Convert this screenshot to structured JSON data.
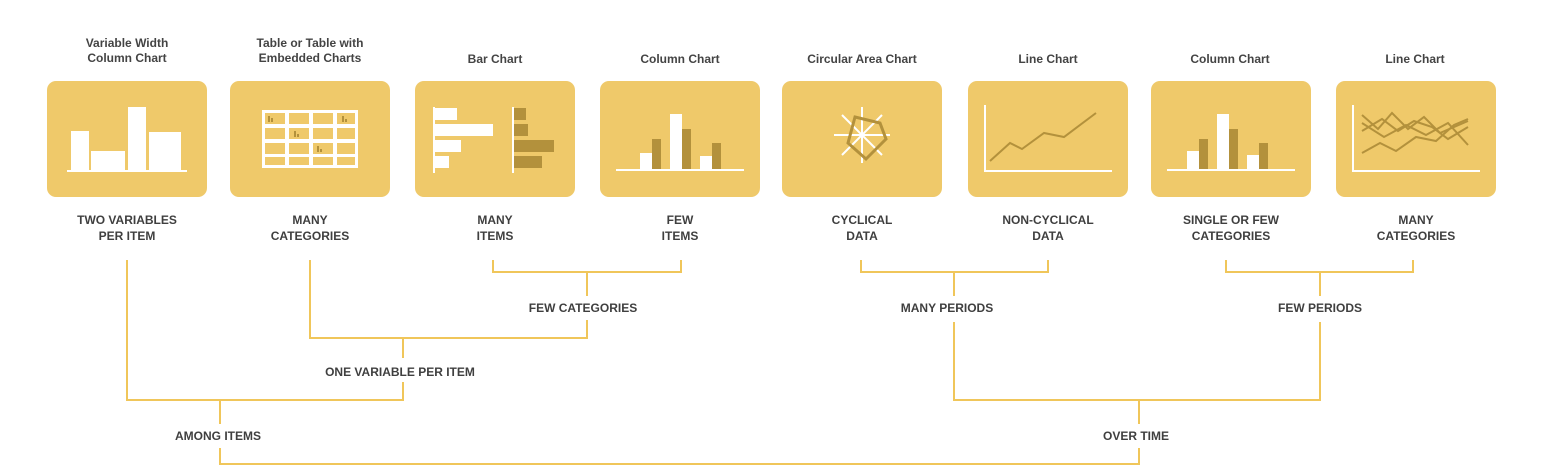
{
  "colors": {
    "card": "#efc96a",
    "line": "#f0c65a",
    "dark": "#b3913c",
    "white": "#ffffff"
  },
  "charts": [
    {
      "title": "Variable Width\nColumn Chart",
      "icon": "variable-width-column-icon",
      "label": "TWO VARIABLES\nPER ITEM"
    },
    {
      "title": "Table or Table with\nEmbedded Charts",
      "icon": "table-embedded-charts-icon",
      "label": "MANY\nCATEGORIES"
    },
    {
      "title": "Bar Chart",
      "icon": "bar-chart-icon",
      "label": "MANY\nITEMS"
    },
    {
      "title": "Column Chart",
      "icon": "column-chart-icon",
      "label": "FEW\nITEMS"
    },
    {
      "title": "Circular Area Chart",
      "icon": "circular-area-chart-icon",
      "label": "CYCLICAL\nDATA"
    },
    {
      "title": "Line Chart",
      "icon": "line-chart-icon",
      "label": "NON-CYCLICAL\nDATA"
    },
    {
      "title": "Column Chart",
      "icon": "column-chart-icon",
      "label": "SINGLE OR FEW\nCATEGORIES"
    },
    {
      "title": "Line Chart",
      "icon": "multi-line-chart-icon",
      "label": "MANY\nCATEGORIES"
    }
  ],
  "groups": {
    "few_categories": "FEW CATEGORIES",
    "many_periods": "MANY PERIODS",
    "few_periods": "FEW PERIODS",
    "one_variable_per_item": "ONE VARIABLE PER ITEM",
    "among_items": "AMONG ITEMS",
    "over_time": "OVER TIME"
  }
}
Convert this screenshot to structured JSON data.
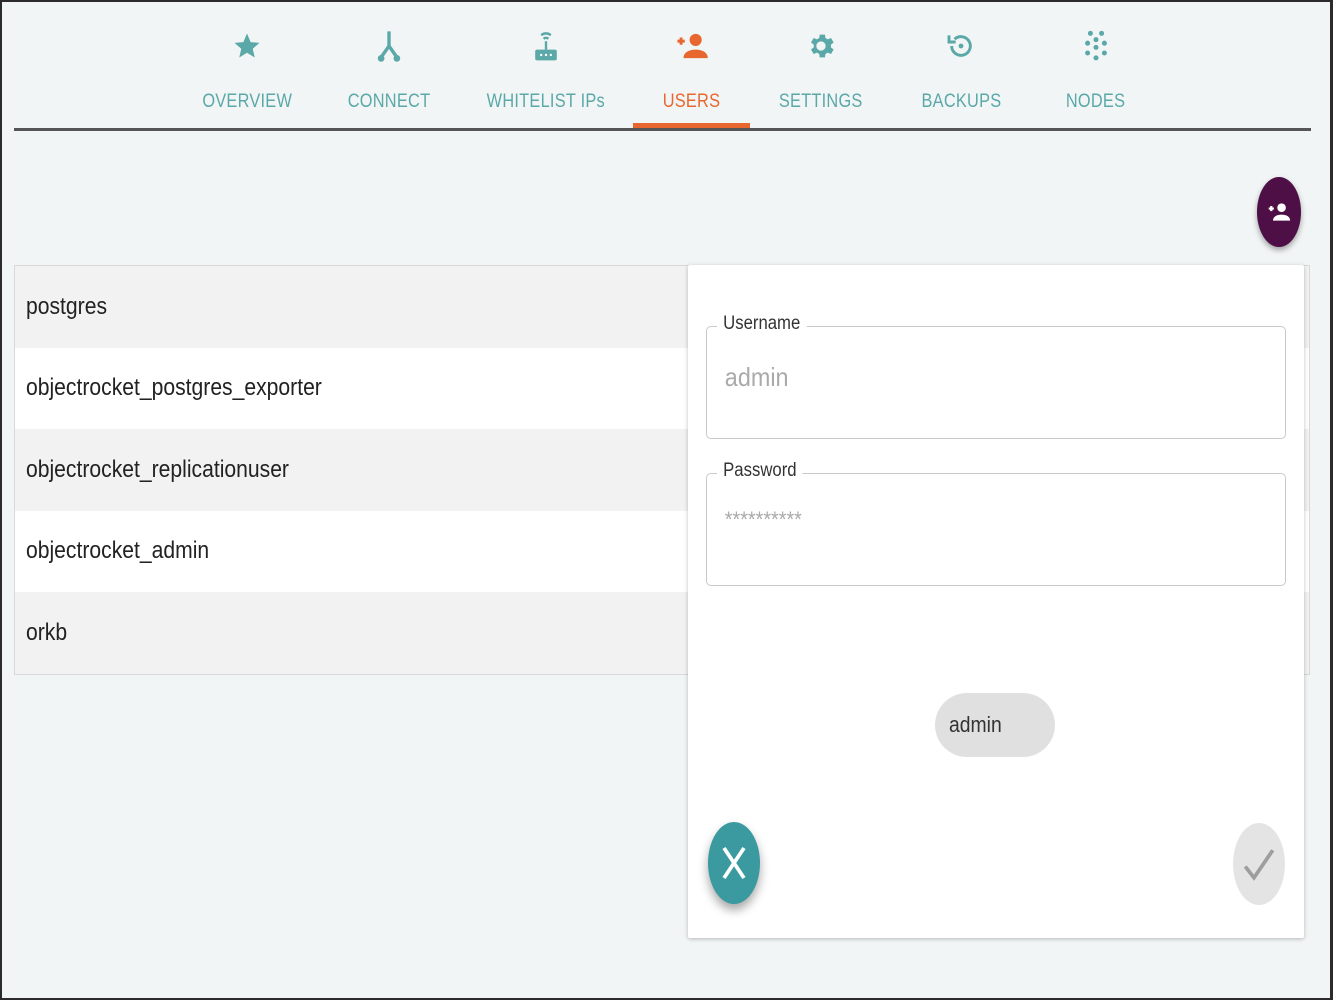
{
  "tabs": [
    {
      "label": "OVERVIEW",
      "icon": "star-icon"
    },
    {
      "label": "CONNECT",
      "icon": "connect-icon"
    },
    {
      "label": "WHITELIST IPs",
      "icon": "router-icon"
    },
    {
      "label": "USERS",
      "icon": "add-user-icon",
      "active": true
    },
    {
      "label": "SETTINGS",
      "icon": "gear-icon"
    },
    {
      "label": "BACKUPS",
      "icon": "restore-icon"
    },
    {
      "label": "NODES",
      "icon": "nodes-icon"
    }
  ],
  "users": [
    "postgres",
    "objectrocket_postgres_exporter",
    "objectrocket_replicationuser",
    "objectrocket_admin",
    "orkb"
  ],
  "dialog": {
    "username_label": "Username",
    "username_placeholder": "admin",
    "password_label": "Password",
    "password_placeholder": "**********",
    "chip_label": "admin"
  },
  "colors": {
    "accent": "#e8672f",
    "teal": "#5aa8a8",
    "fab": "#4d0f45",
    "cancel": "#3a9aa0"
  }
}
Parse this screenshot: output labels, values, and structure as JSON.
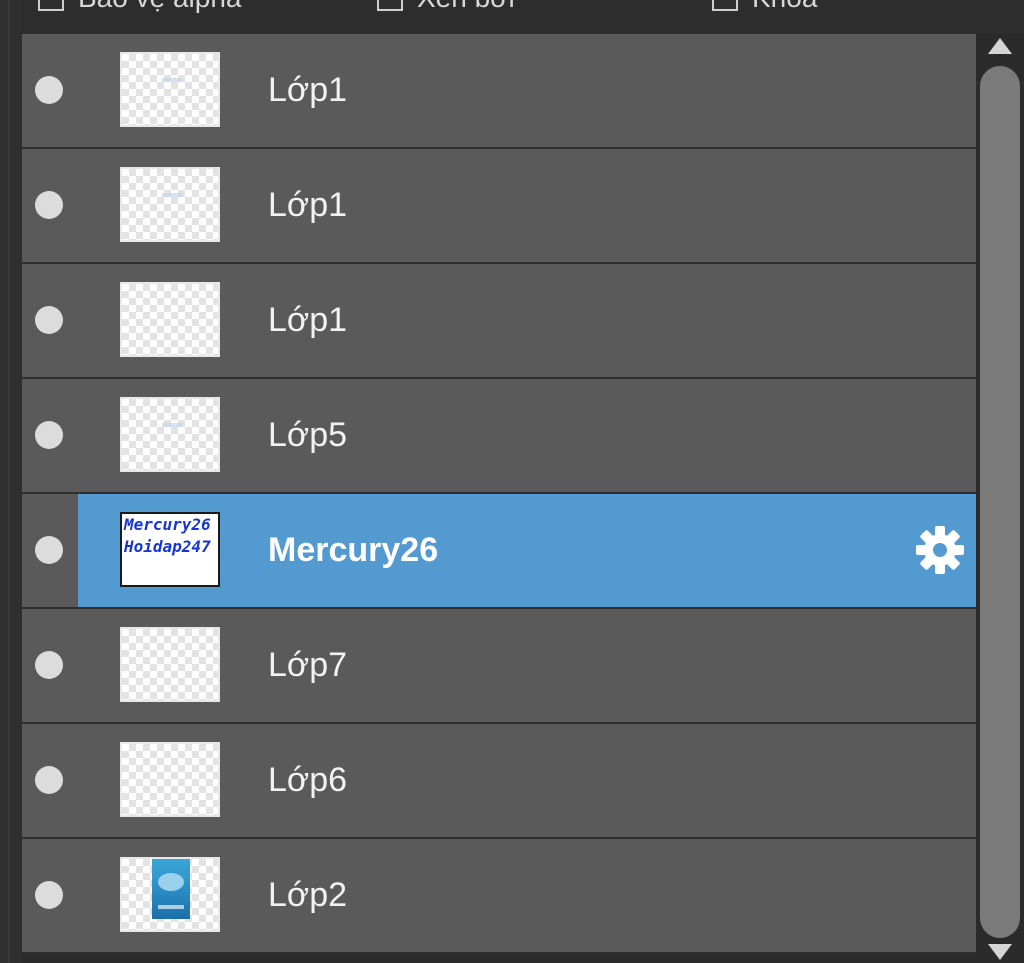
{
  "top_options": [
    {
      "label": "Bảo vệ alpha",
      "checked": false
    },
    {
      "label": "Xén bởi",
      "checked": false
    },
    {
      "label": "Khóa",
      "checked": false
    }
  ],
  "layers": [
    {
      "name": "Lớp1",
      "visible": true,
      "selected": false,
      "thumb": "transparent"
    },
    {
      "name": "Lớp1",
      "visible": true,
      "selected": false,
      "thumb": "transparent"
    },
    {
      "name": "Lớp1",
      "visible": true,
      "selected": false,
      "thumb": "transparent"
    },
    {
      "name": "Lớp5",
      "visible": true,
      "selected": false,
      "thumb": "transparent"
    },
    {
      "name": "Mercury26",
      "visible": true,
      "selected": true,
      "thumb": "text",
      "thumb_text": [
        "Mercury26",
        "Hoidap247"
      ]
    },
    {
      "name": "Lớp7",
      "visible": true,
      "selected": false,
      "thumb": "transparent"
    },
    {
      "name": "Lớp6",
      "visible": true,
      "selected": false,
      "thumb": "transparent"
    },
    {
      "name": "Lớp2",
      "visible": true,
      "selected": false,
      "thumb": "photo"
    }
  ],
  "colors": {
    "row_bg": "#5a5a5a",
    "selected_bg": "#539ad0",
    "panel_bg": "#2b2b2b"
  },
  "icons": {
    "visibility": "eye-dot-icon",
    "settings": "gear-icon",
    "scroll_up": "arrow-up-icon",
    "scroll_down": "arrow-down-icon"
  }
}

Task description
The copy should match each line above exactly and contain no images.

Answer to the exercise
Convert this screenshot to structured JSON data.
{
  "colors": {
    "card": "#efc96a",
    "line": "#f0c65a",
    "dark": "#b3913c",
    "white": "#ffffff"
  },
  "charts": [
    {
      "title": "Variable Width\nColumn Chart",
      "icon": "variable-width-column-icon",
      "label": "TWO VARIABLES\nPER ITEM"
    },
    {
      "title": "Table or Table with\nEmbedded Charts",
      "icon": "table-embedded-charts-icon",
      "label": "MANY\nCATEGORIES"
    },
    {
      "title": "Bar Chart",
      "icon": "bar-chart-icon",
      "label": "MANY\nITEMS"
    },
    {
      "title": "Column Chart",
      "icon": "column-chart-icon",
      "label": "FEW\nITEMS"
    },
    {
      "title": "Circular Area Chart",
      "icon": "circular-area-chart-icon",
      "label": "CYCLICAL\nDATA"
    },
    {
      "title": "Line Chart",
      "icon": "line-chart-icon",
      "label": "NON-CYCLICAL\nDATA"
    },
    {
      "title": "Column Chart",
      "icon": "column-chart-icon",
      "label": "SINGLE OR FEW\nCATEGORIES"
    },
    {
      "title": "Line Chart",
      "icon": "multi-line-chart-icon",
      "label": "MANY\nCATEGORIES"
    }
  ],
  "groups": {
    "few_categories": "FEW CATEGORIES",
    "many_periods": "MANY PERIODS",
    "few_periods": "FEW PERIODS",
    "one_variable_per_item": "ONE VARIABLE PER ITEM",
    "among_items": "AMONG ITEMS",
    "over_time": "OVER TIME"
  }
}
Convert this screenshot to structured JSON data.
{
  "tabs": [
    {
      "label": "OVERVIEW",
      "icon": "star-icon"
    },
    {
      "label": "CONNECT",
      "icon": "connect-icon"
    },
    {
      "label": "WHITELIST IPs",
      "icon": "router-icon"
    },
    {
      "label": "USERS",
      "icon": "add-user-icon",
      "active": true
    },
    {
      "label": "SETTINGS",
      "icon": "gear-icon"
    },
    {
      "label": "BACKUPS",
      "icon": "restore-icon"
    },
    {
      "label": "NODES",
      "icon": "nodes-icon"
    }
  ],
  "users": [
    "postgres",
    "objectrocket_postgres_exporter",
    "objectrocket_replicationuser",
    "objectrocket_admin",
    "orkb"
  ],
  "dialog": {
    "username_label": "Username",
    "username_placeholder": "admin",
    "password_label": "Password",
    "password_placeholder": "**********",
    "chip_label": "admin"
  },
  "colors": {
    "accent": "#e8672f",
    "teal": "#5aa8a8",
    "fab": "#4d0f45",
    "cancel": "#3a9aa0"
  }
}
Parse this screenshot: output labels, values, and structure as JSON.
{
  "top_options": [
    {
      "label": "Bảo vệ alpha",
      "checked": false
    },
    {
      "label": "Xén bởi",
      "checked": false
    },
    {
      "label": "Khóa",
      "checked": false
    }
  ],
  "layers": [
    {
      "name": "Lớp1",
      "visible": true,
      "selected": false,
      "thumb": "transparent"
    },
    {
      "name": "Lớp1",
      "visible": true,
      "selected": false,
      "thumb": "transparent"
    },
    {
      "name": "Lớp1",
      "visible": true,
      "selected": false,
      "thumb": "transparent"
    },
    {
      "name": "Lớp5",
      "visible": true,
      "selected": false,
      "thumb": "transparent"
    },
    {
      "name": "Mercury26",
      "visible": true,
      "selected": true,
      "thumb": "text",
      "thumb_text": [
        "Mercury26",
        "Hoidap247"
      ]
    },
    {
      "name": "Lớp7",
      "visible": true,
      "selected": false,
      "thumb": "transparent"
    },
    {
      "name": "Lớp6",
      "visible": true,
      "selected": false,
      "thumb": "transparent"
    },
    {
      "name": "Lớp2",
      "visible": true,
      "selected": false,
      "thumb": "photo"
    }
  ],
  "colors": {
    "row_bg": "#5a5a5a",
    "selected_bg": "#539ad0",
    "panel_bg": "#2b2b2b"
  },
  "icons": {
    "visibility": "eye-dot-icon",
    "settings": "gear-icon",
    "scroll_up": "arrow-up-icon",
    "scroll_down": "arrow-down-icon"
  }
}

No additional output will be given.